[Website and app data records]
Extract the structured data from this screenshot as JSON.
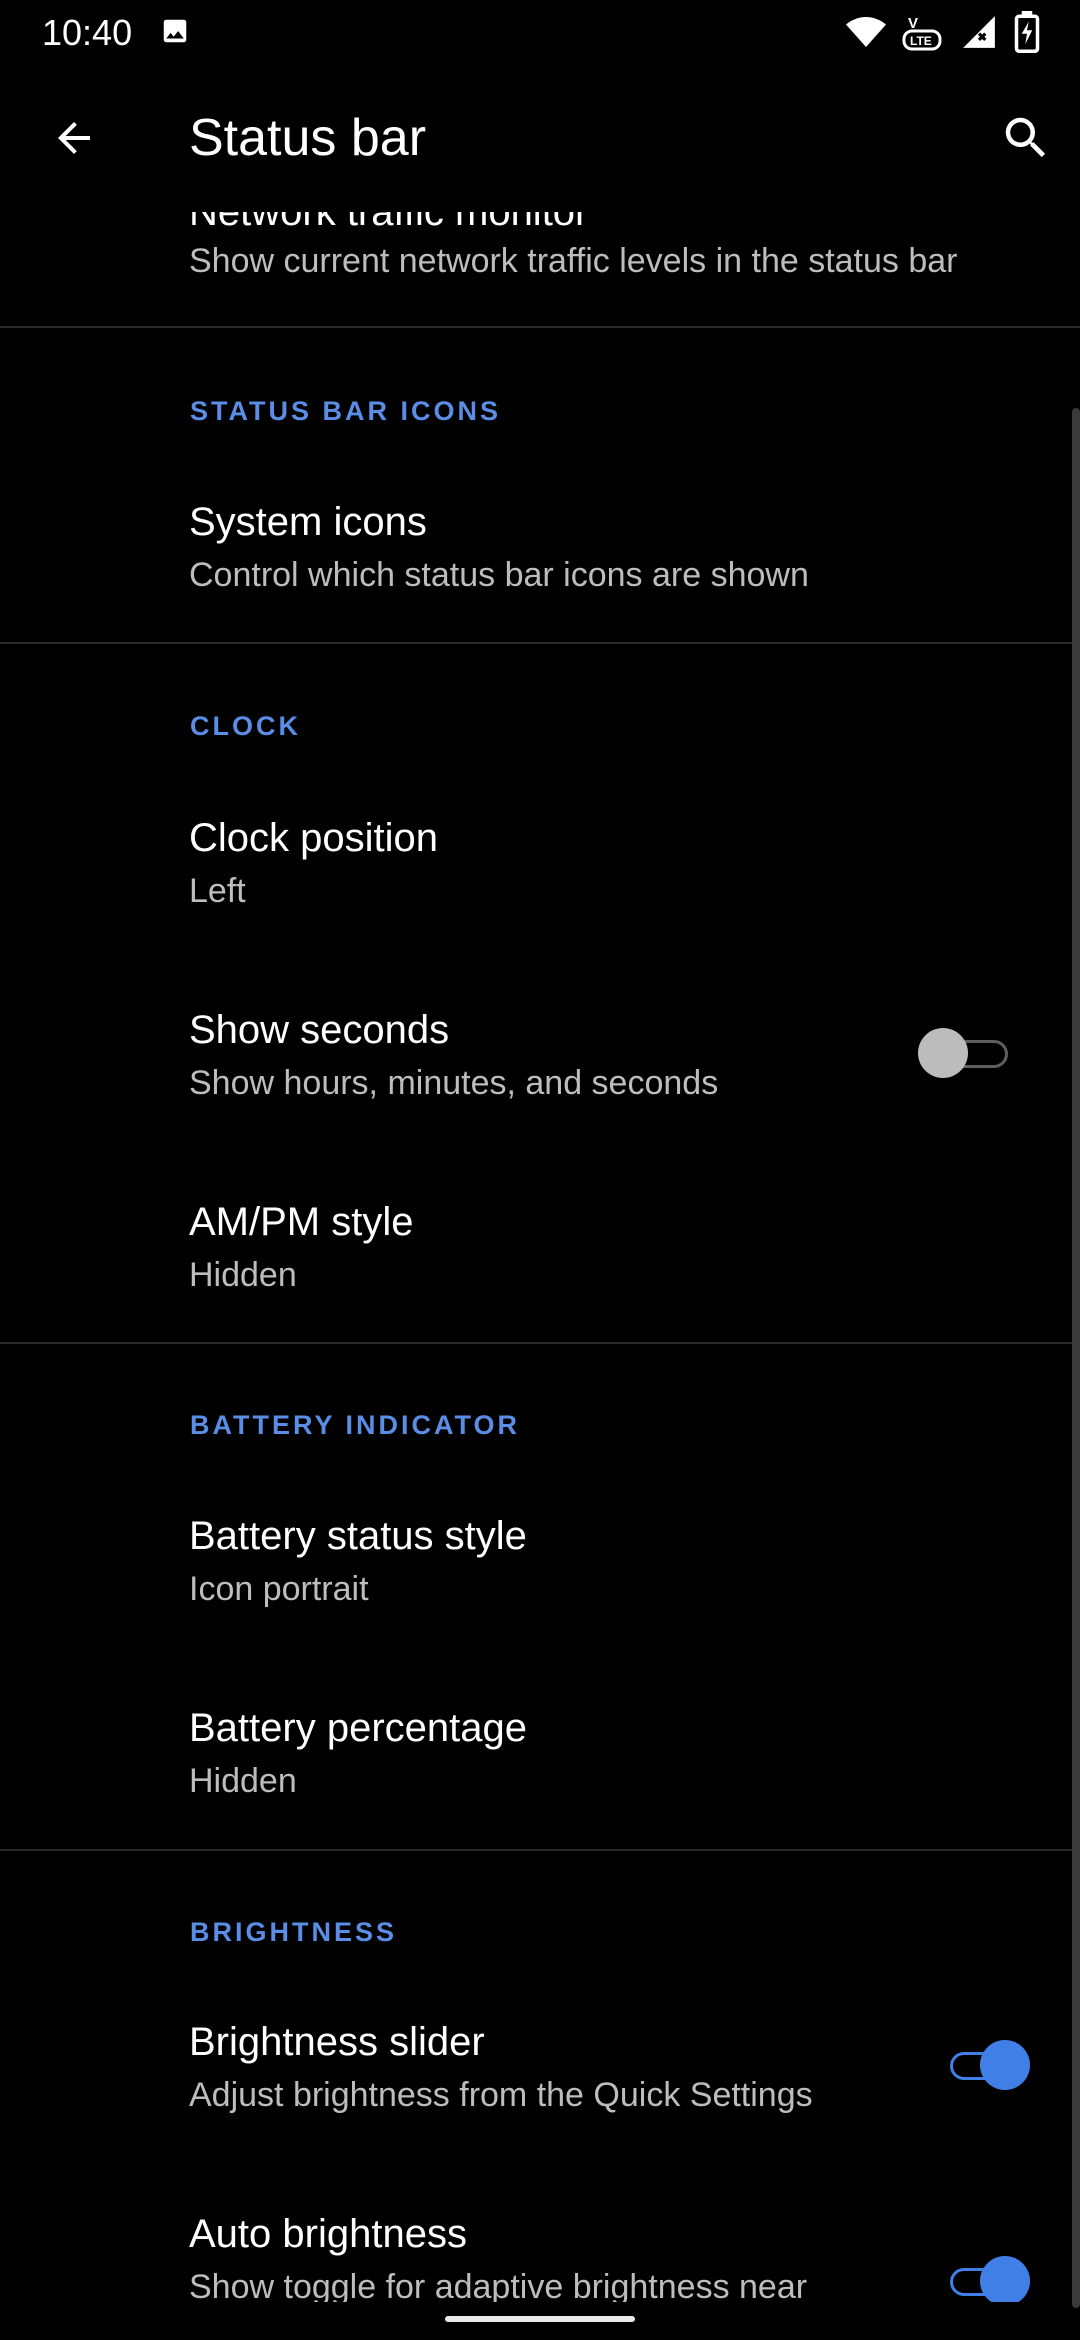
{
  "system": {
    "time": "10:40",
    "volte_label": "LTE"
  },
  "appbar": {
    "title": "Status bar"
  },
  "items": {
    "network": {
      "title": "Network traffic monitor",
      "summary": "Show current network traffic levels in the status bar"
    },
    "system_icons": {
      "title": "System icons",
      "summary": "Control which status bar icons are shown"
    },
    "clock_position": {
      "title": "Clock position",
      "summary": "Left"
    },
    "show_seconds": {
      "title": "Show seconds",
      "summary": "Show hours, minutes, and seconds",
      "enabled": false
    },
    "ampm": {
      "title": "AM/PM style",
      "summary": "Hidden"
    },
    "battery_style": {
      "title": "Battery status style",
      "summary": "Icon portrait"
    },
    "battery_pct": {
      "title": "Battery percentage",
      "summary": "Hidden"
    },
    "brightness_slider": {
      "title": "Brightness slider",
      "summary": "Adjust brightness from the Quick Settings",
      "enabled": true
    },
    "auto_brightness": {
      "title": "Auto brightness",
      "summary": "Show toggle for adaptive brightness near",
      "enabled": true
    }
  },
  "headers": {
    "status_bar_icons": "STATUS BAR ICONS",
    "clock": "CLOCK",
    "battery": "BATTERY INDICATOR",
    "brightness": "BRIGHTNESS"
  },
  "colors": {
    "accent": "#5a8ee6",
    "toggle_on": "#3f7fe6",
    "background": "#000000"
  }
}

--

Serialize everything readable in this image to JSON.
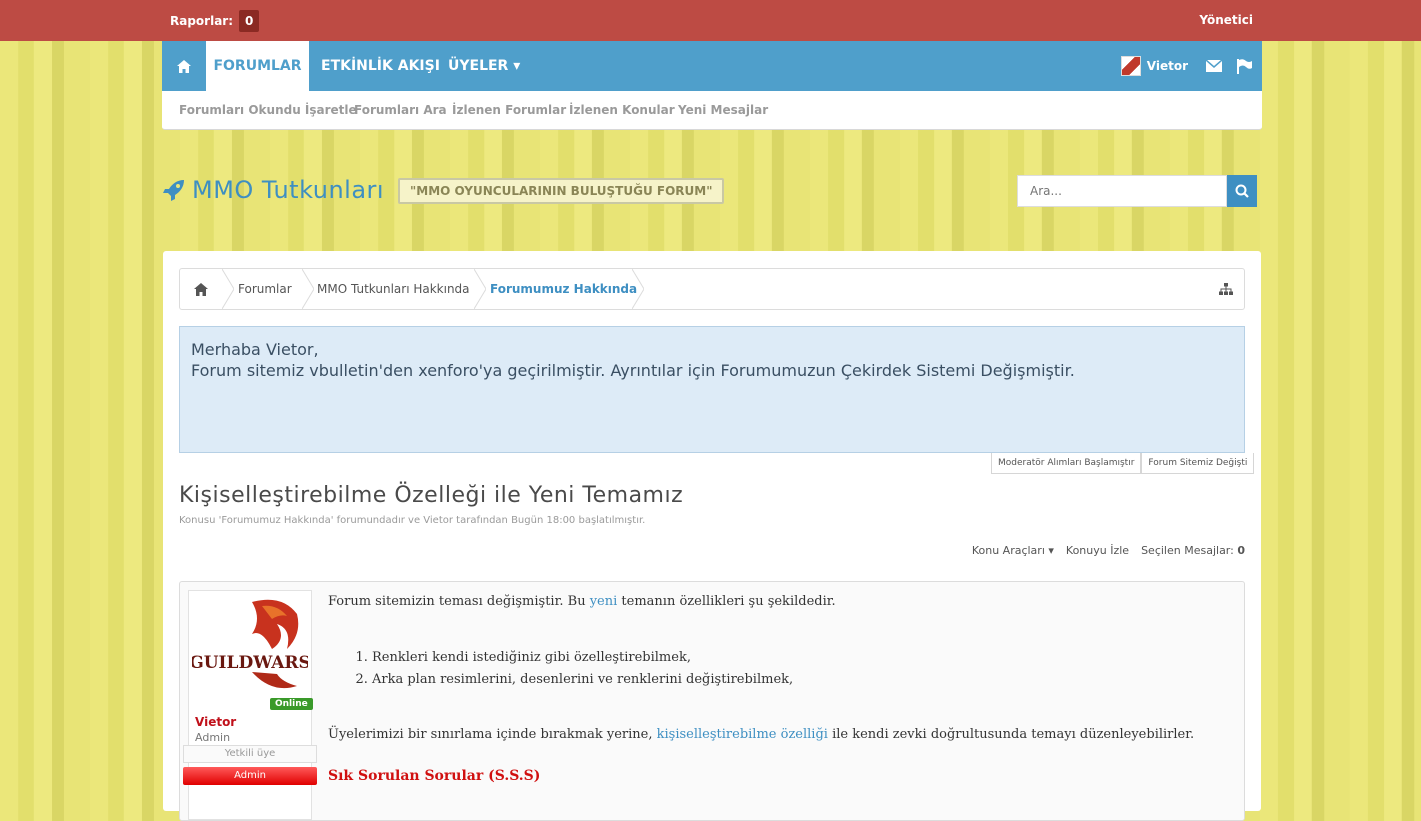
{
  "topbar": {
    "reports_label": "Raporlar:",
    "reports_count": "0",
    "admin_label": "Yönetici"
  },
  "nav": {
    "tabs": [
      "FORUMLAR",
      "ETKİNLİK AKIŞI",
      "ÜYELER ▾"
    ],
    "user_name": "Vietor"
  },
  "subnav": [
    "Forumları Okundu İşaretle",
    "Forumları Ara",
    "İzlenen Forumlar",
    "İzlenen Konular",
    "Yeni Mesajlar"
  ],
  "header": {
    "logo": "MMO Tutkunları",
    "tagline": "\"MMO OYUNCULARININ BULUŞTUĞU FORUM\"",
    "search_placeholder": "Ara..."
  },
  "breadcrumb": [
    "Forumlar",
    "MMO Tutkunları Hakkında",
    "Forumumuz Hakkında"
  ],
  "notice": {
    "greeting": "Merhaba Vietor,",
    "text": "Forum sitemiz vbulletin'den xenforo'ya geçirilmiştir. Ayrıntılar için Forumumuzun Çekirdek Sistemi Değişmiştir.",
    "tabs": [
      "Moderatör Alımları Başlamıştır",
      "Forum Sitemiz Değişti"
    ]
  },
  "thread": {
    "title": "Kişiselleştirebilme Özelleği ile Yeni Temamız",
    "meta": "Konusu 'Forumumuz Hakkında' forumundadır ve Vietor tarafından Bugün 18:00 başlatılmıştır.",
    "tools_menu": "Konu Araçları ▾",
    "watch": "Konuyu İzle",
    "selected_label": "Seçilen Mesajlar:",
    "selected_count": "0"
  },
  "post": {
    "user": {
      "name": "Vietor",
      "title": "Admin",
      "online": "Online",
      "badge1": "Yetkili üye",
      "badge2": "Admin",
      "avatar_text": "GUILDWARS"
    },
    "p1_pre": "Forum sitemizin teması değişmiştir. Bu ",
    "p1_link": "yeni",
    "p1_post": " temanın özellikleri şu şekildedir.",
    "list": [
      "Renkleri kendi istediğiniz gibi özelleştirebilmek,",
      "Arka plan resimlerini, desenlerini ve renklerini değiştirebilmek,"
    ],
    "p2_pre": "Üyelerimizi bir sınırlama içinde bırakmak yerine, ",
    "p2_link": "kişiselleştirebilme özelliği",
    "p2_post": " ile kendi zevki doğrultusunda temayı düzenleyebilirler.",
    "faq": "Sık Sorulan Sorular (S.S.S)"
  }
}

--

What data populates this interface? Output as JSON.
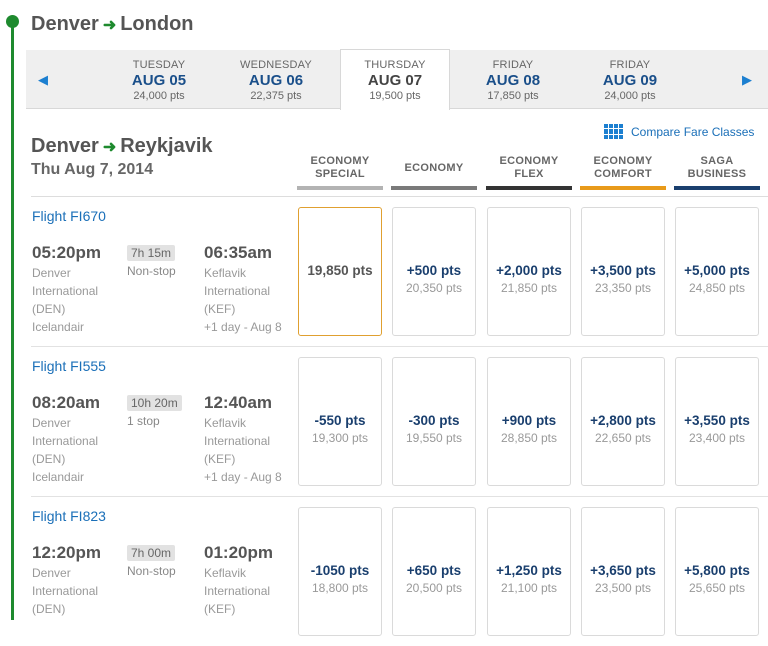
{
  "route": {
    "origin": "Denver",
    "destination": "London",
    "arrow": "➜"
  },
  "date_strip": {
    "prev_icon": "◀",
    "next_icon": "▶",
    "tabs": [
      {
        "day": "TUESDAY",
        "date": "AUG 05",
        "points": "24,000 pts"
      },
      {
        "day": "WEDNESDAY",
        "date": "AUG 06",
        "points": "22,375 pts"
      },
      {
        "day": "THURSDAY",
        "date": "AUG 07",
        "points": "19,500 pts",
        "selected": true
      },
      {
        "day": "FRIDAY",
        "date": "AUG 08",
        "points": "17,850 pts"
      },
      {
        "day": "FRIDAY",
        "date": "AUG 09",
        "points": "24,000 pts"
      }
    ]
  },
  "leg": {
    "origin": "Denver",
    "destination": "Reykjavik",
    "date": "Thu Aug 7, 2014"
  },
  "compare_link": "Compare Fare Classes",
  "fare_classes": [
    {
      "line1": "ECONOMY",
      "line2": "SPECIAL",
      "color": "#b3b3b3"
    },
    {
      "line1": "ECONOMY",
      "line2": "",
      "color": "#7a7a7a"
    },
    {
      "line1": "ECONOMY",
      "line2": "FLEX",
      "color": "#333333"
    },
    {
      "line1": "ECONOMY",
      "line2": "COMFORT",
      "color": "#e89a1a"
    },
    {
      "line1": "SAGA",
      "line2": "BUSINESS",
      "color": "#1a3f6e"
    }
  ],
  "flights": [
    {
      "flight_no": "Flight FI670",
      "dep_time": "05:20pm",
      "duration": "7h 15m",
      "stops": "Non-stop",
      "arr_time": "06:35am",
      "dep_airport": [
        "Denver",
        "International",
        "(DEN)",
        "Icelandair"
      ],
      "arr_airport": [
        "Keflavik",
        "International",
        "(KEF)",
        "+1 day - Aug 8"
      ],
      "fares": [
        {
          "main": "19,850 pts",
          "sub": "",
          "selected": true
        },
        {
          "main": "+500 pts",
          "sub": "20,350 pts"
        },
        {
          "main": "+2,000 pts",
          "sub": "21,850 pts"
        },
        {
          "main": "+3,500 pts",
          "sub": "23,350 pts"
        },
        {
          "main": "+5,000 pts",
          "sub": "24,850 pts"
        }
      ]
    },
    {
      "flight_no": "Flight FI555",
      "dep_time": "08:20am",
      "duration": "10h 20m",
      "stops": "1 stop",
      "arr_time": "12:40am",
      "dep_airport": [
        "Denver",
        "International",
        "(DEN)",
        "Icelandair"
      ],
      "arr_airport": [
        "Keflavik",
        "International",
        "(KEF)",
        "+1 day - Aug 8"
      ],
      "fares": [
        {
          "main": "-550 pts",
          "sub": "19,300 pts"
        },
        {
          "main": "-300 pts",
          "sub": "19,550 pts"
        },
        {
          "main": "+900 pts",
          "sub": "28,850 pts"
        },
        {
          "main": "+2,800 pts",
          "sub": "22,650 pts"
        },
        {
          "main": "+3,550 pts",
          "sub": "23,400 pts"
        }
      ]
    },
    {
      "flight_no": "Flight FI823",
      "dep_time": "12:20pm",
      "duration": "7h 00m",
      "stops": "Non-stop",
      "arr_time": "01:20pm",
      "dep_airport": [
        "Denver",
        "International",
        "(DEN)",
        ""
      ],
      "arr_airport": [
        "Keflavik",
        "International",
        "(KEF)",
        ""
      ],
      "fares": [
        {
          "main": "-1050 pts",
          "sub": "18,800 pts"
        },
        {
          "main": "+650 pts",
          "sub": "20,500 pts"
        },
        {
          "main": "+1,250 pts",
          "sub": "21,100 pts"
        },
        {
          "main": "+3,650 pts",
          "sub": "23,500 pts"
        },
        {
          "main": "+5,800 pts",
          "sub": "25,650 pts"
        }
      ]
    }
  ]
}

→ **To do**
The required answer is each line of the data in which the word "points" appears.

→ **Answer**
        "points": "24,000 pts"
        "points": "22,375 pts"
        "points": "19,500 pts",
        "points": "17,850 pts"
        "points": "24,000 pts"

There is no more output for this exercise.